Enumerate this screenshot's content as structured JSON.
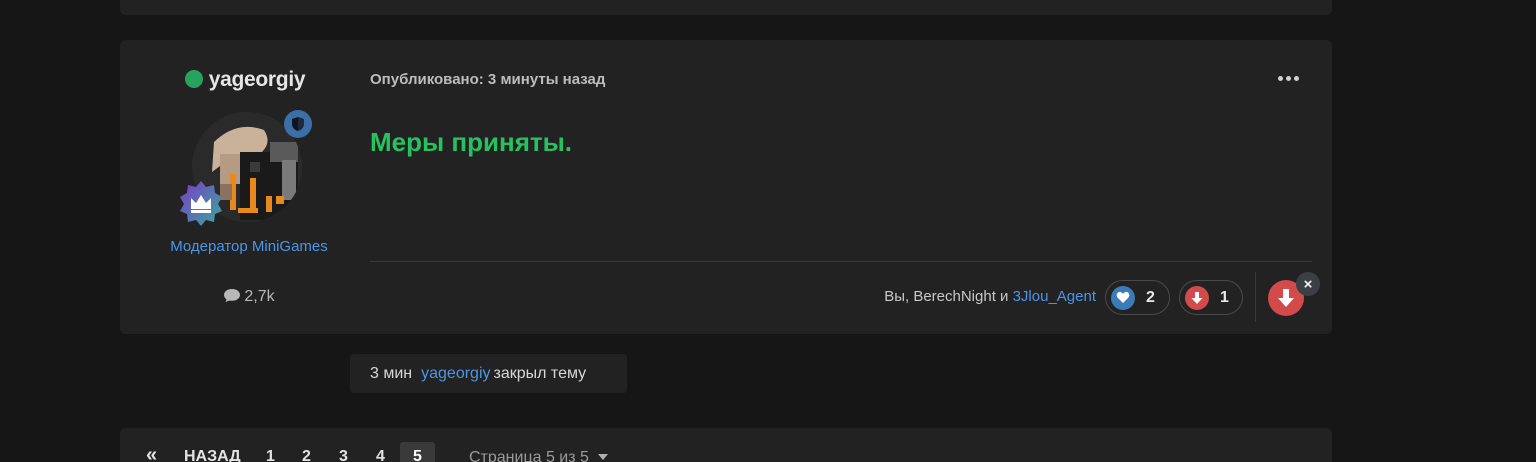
{
  "post": {
    "author": "yageorgiy",
    "role": "Модератор MiniGames",
    "posts_count": "2,7k",
    "published": "Опубликовано: 3 минуты назад",
    "content": "Меры приняты.",
    "likes_prefix": "Вы, BerechNight и ",
    "likes_link": "3Jlou_Agent",
    "reactions": [
      {
        "icon": "heart-icon",
        "count": "2",
        "color": "#3c7ab8"
      },
      {
        "icon": "down-arrow-icon",
        "count": "1",
        "color": "#d24a4a"
      }
    ],
    "remove_label": "×"
  },
  "event": {
    "time": "3 мин",
    "user": "yageorgiy",
    "action": "закрыл тему"
  },
  "pagination": {
    "first": "«",
    "prev": "НАЗАД",
    "pages": [
      "1",
      "2",
      "3",
      "4"
    ],
    "current": "5",
    "page_jump": "Страница 5 из 5"
  },
  "colors": {
    "online": "#27a35f",
    "accent_link": "#4a96e8",
    "content_text": "#27c15f",
    "card_bg": "#222222",
    "page_bg": "#161616"
  }
}
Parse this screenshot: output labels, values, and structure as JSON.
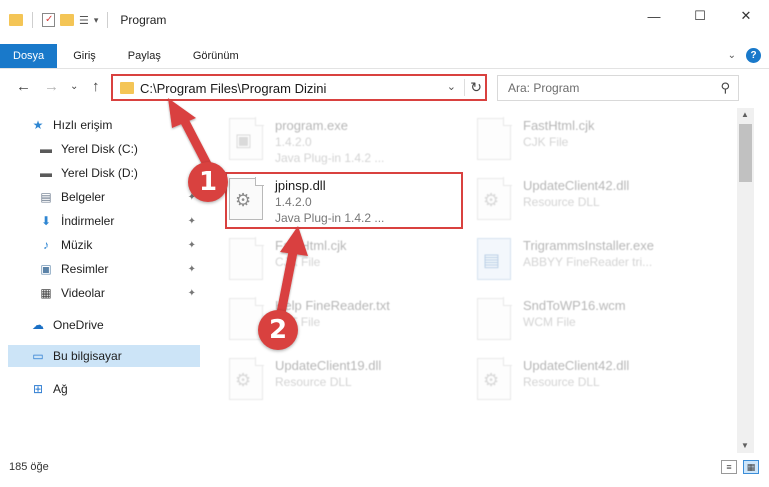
{
  "window": {
    "title": "Program",
    "min": "—",
    "max": "☐",
    "close": "✕"
  },
  "ribbon": {
    "tabs": [
      "Dosya",
      "Giriş",
      "Paylaş",
      "Görünüm"
    ],
    "expand": "⌄",
    "help": "?"
  },
  "nav": {
    "back": "←",
    "forward": "→",
    "recent": "⌄",
    "up": "↑",
    "address": "C:\\Program Files\\Program Dizini",
    "address_dropdown": "⌄",
    "refresh": "↻",
    "search_placeholder": "Ara: Program",
    "search_glyph": "⚲"
  },
  "sidebar": {
    "items": [
      {
        "label": "Hızlı erişim",
        "icon": "star-icon",
        "glyph": "★",
        "color": "#2f86d2"
      },
      {
        "label": "Yerel Disk (C:)",
        "icon": "drive-icon",
        "glyph": "▬",
        "color": "#5a5a5a"
      },
      {
        "label": "Yerel Disk (D:)",
        "icon": "drive-icon",
        "glyph": "▬",
        "color": "#5a5a5a"
      },
      {
        "label": "Belgeler",
        "icon": "document-icon",
        "glyph": "▤",
        "color": "#6b7a8c",
        "pin": "📌"
      },
      {
        "label": "İndirmeler",
        "icon": "download-icon",
        "glyph": "⬇",
        "color": "#2f86d2",
        "pin": "📌"
      },
      {
        "label": "Müzik",
        "icon": "music-icon",
        "glyph": "♪",
        "color": "#2f86d2",
        "pin": "📌"
      },
      {
        "label": "Resimler",
        "icon": "pictures-icon",
        "glyph": "▣",
        "color": "#5b83a8",
        "pin": "📌"
      },
      {
        "label": "Videolar",
        "icon": "video-icon",
        "glyph": "▦",
        "color": "#444",
        "pin": "📌"
      },
      {
        "label": "OneDrive",
        "icon": "cloud-icon",
        "glyph": "☁",
        "color": "#1a6fc4"
      },
      {
        "label": "Bu bilgisayar",
        "icon": "computer-icon",
        "glyph": "▭",
        "color": "#2b7bd1"
      },
      {
        "label": "Ağ",
        "icon": "network-icon",
        "glyph": "⊞",
        "color": "#2b7bd1"
      }
    ]
  },
  "files": [
    {
      "name": "program.exe",
      "line2": "1.4.2.0",
      "line3": "Java Plug-in 1.4.2 ...",
      "faded": true
    },
    {
      "name": "FastHtml.cjk",
      "line2": "CJK File",
      "line3": "",
      "faded": true
    },
    {
      "name": "jpinsp.dll",
      "line2": "1.4.2.0",
      "line3": "Java Plug-in 1.4.2 ...",
      "faded": false
    },
    {
      "name": "UpdateClient42.dll",
      "line2": "Resource DLL",
      "line3": "",
      "faded": true
    },
    {
      "name": "FastHtml.cjk",
      "line2": "CJK File",
      "line3": "",
      "faded": true
    },
    {
      "name": "TrigrammsInstaller.exe",
      "line2": "ABBYY FineReader tri...",
      "line3": "",
      "faded": true
    },
    {
      "name": "Help FineReader.txt",
      "line2": "TXT File",
      "line3": "",
      "faded": true
    },
    {
      "name": "SndToWP16.wcm",
      "line2": "WCM File",
      "line3": "",
      "faded": true
    },
    {
      "name": "UpdateClient19.dll",
      "line2": "Resource DLL",
      "line3": "",
      "faded": true
    },
    {
      "name": "UpdateClient42.dll",
      "line2": "Resource DLL",
      "line3": "",
      "faded": true
    }
  ],
  "scroll": {
    "up": "▲",
    "down": "▼"
  },
  "status": {
    "count": "185 öğe",
    "details_view": "≡",
    "icons_view": "▦"
  },
  "callouts": [
    {
      "number": "1"
    },
    {
      "number": "2"
    }
  ],
  "colors": {
    "accent": "#1979ca",
    "highlight": "#d9413f",
    "selected": "#cce4f7"
  }
}
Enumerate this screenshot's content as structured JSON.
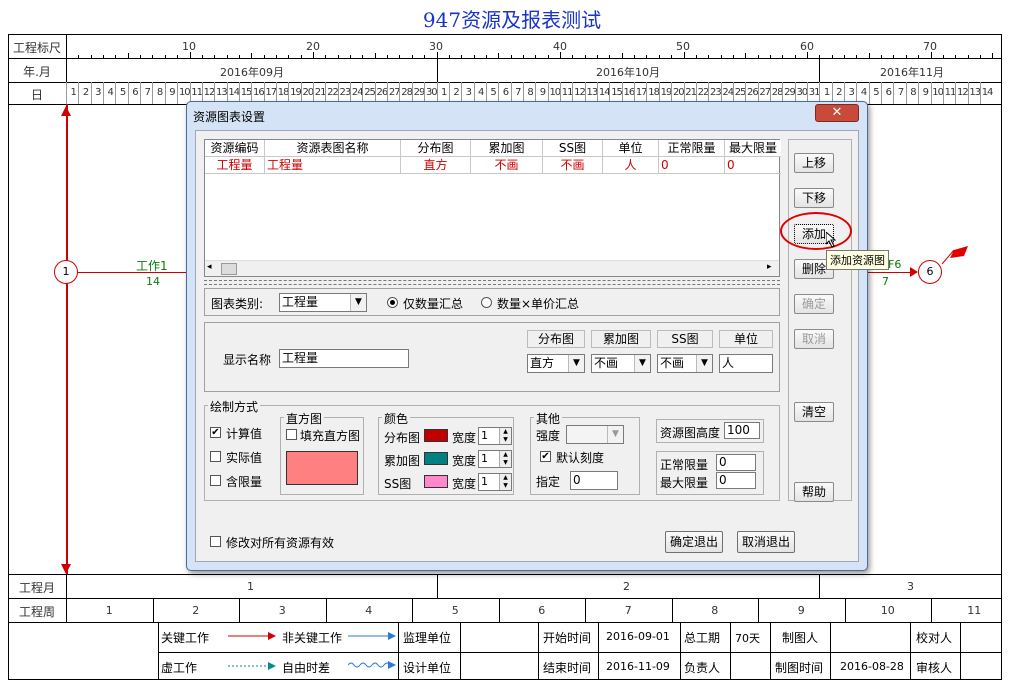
{
  "title": "947资源及报表测试",
  "ruler": {
    "label": "工程标尺",
    "ticks": [
      "10",
      "20",
      "30",
      "40",
      "50",
      "60",
      "70"
    ]
  },
  "month_row": {
    "label": "年.月",
    "months": [
      "2016年09月",
      "2016年10月",
      "2016年11月"
    ]
  },
  "day_row": {
    "label": "日"
  },
  "network": {
    "node1": "1",
    "node6": "6",
    "task_label": "工作1",
    "task_duration": "14",
    "right_task_label": "F6",
    "right_task_duration": "7"
  },
  "bottom": {
    "month_label": "工程月",
    "months": [
      "1",
      "2",
      "3"
    ],
    "week_label": "工程周",
    "weeks": [
      "1",
      "2",
      "3",
      "4",
      "5",
      "6",
      "7",
      "8",
      "9",
      "10",
      "11"
    ]
  },
  "legend": {
    "critical": "关键工作",
    "noncritical": "非关键工作",
    "dummy": "虚工作",
    "free_float": "自由时差",
    "supervisor": "监理单位",
    "designer": "设计单位",
    "start_label": "开始时间",
    "start_value": "2016-09-01",
    "end_label": "结束时间",
    "end_value": "2016-11-09",
    "total_label": "总工期",
    "total_value": "70天",
    "owner_label": "负责人",
    "drawer_label": "制图人",
    "draw_time_label": "制图时间",
    "draw_time_value": "2016-08-28",
    "checker_label": "校对人",
    "reviewer_label": "审核人"
  },
  "dialog": {
    "title": "资源图表设置",
    "close": "✕",
    "grid": {
      "headers": [
        "资源编码",
        "资源表图名称",
        "分布图",
        "累加图",
        "SS图",
        "单位",
        "正常限量",
        "最大限量"
      ],
      "rows": [
        [
          "工程量",
          "工程量",
          "直方",
          "不画",
          "不画",
          "人",
          "0",
          "0"
        ]
      ]
    },
    "buttons": {
      "up": "上移",
      "down": "下移",
      "add": "添加",
      "delete": "删除",
      "ok": "确定",
      "cancel": "取消",
      "clear": "清空",
      "help": "帮助",
      "confirm_exit": "确定退出",
      "cancel_exit": "取消退出"
    },
    "tooltip": "添加资源图",
    "chart_type_label": "图表类别:",
    "chart_type_value": "工程量",
    "radio_qty": "仅数量汇总",
    "radio_price": "数量×单价汇总",
    "display_name_label": "显示名称",
    "display_name_value": "工程量",
    "col_dist": "分布图",
    "col_accum": "累加图",
    "col_ss": "SS图",
    "col_unit": "单位",
    "dist_value": "直方",
    "accum_value": "不画",
    "ss_value": "不画",
    "unit_value": "人",
    "draw_mode": "绘制方式",
    "calc_value": "计算值",
    "actual_value": "实际值",
    "with_limit": "含限量",
    "histogram": "直方图",
    "fill_histogram": "填充直方图",
    "color": "颜色",
    "color_dist": "分布图",
    "color_accum": "累加图",
    "color_ss": "SS图",
    "width_label": "宽度",
    "width_values": [
      "1",
      "1",
      "1"
    ],
    "colors": {
      "dist": "#c00000",
      "accum": "#008080",
      "ss": "#ff88cc",
      "fill": "#ff8080"
    },
    "other": "其他",
    "strength": "强度",
    "default_scale": "默认刻度",
    "specify": "指定",
    "specify_value": "0",
    "height_label": "资源图高度",
    "height_value": "100",
    "normal_limit": "正常限量",
    "normal_value": "0",
    "max_limit": "最大限量",
    "max_value": "0",
    "apply_all": "修改对所有资源有效"
  }
}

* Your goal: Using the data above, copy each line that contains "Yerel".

* Exercise response:
        "label": "Yerel Disk (C:)",
        "label": "Yerel Disk (D:)",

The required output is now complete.